Many employers are considering adopting policies on vaccination for their workforces, and some such policies include provisions on disciplinary action for refusing to vaccinate.
But when can an employer impose disciplinary action for refusing to vaccinate? The answer to this question is not clear-cut. Employees have the right to freedom of belief, and some employees may refuse to vaccinate on religious grounds. They may also have a valid medical reason not to vaccinate. For example, in the first trimester of pregnancy, covid-19 vaccines are not advisable for pregnant women.
If an employee refuses to vaccinate in such circumstances, the employer can’t take disciplinary action against the employee, because the employee’s refusal will be justified.

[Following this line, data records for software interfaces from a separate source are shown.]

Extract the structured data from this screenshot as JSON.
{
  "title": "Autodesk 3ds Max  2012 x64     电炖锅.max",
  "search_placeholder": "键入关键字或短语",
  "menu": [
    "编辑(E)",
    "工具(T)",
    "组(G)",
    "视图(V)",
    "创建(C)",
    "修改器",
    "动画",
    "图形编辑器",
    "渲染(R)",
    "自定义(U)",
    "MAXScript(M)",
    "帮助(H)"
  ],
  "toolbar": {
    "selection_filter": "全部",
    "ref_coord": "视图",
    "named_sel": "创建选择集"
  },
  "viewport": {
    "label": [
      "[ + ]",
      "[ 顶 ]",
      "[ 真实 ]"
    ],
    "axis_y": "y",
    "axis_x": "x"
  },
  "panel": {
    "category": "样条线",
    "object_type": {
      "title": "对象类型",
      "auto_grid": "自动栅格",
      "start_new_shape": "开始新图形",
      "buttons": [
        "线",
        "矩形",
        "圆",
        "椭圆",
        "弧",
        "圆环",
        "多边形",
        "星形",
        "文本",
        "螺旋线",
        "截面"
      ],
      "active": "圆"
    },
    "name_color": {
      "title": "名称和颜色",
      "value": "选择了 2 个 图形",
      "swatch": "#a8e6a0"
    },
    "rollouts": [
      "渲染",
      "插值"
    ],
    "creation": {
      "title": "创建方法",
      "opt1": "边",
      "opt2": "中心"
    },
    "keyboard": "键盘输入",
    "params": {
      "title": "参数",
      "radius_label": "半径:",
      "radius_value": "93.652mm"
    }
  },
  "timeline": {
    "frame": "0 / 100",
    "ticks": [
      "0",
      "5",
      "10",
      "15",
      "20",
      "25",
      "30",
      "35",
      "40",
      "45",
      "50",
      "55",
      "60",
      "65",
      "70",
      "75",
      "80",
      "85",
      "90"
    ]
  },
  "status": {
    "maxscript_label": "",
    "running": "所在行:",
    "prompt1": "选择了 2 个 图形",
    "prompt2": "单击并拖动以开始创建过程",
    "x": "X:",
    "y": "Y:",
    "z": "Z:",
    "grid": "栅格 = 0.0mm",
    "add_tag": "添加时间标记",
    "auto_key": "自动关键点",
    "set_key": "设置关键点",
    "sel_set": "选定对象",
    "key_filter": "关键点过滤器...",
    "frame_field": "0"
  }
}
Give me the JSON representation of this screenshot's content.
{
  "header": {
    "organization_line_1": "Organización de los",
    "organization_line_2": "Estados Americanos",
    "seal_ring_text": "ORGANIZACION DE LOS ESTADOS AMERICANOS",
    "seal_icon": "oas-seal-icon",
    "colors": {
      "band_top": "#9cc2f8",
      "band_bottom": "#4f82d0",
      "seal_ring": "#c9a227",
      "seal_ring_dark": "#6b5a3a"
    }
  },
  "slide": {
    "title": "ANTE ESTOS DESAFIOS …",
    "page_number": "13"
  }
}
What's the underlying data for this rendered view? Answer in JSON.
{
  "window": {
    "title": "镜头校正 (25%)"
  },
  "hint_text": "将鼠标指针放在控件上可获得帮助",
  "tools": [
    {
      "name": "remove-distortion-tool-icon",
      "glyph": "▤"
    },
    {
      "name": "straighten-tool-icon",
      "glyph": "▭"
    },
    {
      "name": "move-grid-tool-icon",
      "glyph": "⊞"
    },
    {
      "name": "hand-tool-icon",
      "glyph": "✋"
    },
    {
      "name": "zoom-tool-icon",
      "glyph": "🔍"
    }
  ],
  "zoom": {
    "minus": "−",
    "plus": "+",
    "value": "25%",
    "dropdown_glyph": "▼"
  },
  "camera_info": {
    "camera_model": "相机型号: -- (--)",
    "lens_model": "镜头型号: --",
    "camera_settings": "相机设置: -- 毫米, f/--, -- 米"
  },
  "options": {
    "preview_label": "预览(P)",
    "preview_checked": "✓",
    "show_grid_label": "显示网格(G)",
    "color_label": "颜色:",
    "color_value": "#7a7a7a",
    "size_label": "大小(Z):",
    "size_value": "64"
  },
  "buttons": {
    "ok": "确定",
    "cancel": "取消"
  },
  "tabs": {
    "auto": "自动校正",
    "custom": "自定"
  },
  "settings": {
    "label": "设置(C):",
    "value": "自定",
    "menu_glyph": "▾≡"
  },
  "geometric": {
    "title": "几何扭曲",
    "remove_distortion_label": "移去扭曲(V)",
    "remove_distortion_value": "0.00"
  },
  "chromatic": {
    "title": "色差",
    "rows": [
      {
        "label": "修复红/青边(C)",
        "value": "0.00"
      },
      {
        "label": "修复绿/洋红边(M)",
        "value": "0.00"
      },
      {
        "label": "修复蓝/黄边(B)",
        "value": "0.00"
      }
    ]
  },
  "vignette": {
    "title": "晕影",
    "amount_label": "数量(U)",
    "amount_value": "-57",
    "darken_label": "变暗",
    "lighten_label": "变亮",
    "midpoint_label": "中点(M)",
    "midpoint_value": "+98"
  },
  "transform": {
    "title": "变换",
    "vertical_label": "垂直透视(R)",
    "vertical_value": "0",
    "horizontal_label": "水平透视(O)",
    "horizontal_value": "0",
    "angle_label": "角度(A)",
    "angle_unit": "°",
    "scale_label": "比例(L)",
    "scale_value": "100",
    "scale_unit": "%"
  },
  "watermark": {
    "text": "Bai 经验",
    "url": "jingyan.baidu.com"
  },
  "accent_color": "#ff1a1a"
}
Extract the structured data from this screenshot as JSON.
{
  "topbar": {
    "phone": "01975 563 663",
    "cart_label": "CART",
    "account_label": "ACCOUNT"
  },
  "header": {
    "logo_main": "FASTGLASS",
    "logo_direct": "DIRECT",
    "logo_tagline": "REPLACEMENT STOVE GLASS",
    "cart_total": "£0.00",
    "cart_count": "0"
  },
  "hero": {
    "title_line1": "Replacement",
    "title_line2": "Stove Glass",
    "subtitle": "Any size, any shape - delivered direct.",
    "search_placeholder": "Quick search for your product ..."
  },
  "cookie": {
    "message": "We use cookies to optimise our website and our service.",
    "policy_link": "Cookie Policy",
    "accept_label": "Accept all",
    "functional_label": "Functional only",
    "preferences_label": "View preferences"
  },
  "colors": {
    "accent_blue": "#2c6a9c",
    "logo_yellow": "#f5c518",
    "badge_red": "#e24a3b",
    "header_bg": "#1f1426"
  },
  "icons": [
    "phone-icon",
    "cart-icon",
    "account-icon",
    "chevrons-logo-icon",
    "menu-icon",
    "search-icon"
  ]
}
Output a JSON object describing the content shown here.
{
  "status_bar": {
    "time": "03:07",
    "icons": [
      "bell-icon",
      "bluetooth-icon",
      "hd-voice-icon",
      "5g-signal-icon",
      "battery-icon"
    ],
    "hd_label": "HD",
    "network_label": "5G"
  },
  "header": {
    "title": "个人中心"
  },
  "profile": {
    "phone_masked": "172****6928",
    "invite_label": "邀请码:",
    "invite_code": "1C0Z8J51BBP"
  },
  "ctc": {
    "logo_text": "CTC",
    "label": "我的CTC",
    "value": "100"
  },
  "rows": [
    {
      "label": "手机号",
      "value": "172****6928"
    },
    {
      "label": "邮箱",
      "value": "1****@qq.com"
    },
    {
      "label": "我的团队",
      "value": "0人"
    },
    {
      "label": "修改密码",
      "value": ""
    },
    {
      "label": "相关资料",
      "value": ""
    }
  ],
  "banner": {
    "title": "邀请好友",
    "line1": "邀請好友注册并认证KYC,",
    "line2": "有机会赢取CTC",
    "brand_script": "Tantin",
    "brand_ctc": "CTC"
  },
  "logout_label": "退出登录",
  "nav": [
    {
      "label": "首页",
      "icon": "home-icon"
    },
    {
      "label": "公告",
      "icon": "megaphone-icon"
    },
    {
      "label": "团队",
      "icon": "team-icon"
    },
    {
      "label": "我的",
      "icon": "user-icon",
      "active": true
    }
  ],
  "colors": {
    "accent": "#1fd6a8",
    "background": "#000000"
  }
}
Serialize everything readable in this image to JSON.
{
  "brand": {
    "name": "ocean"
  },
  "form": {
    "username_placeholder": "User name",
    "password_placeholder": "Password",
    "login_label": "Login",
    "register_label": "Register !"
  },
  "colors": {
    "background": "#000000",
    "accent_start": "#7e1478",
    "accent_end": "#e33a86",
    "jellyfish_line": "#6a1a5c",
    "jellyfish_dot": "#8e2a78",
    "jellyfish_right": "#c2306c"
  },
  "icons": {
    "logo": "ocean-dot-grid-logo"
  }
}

However, where the employee refuses to vaccinate without a good reason, the employer may take disciplinary action for refusing to get a covid-19 vaccine. This is because by refusing to vaccinate, that employee is placing the lives and safety of other employees at risk, as that employee is more vulnerable to contracting covid-19 and transmitting it to others in the workplace. This can also undermine the employer’s compliance with its obligations to ensure a healthy and safe working environment as required under the Occupational Health and Safety Act.
There is, however, one exception to this. If the employee who refuses to vaccinate, elects instead to produce a negative covid-19 test result (at his or her own expense) which is sufficiently recent to exclude the risk of that person entering the workplace with covid-19, the employer would have difficulty justifying disciplinary action for a refusal to vaccinate.
In summary, the requirement to vaccinate and how to deal with it, is uncharted territory for employers in South Africa and worldwide, and employers must carefully consider the circumstances of every case in deciding whether or not disciplinary action is warranted.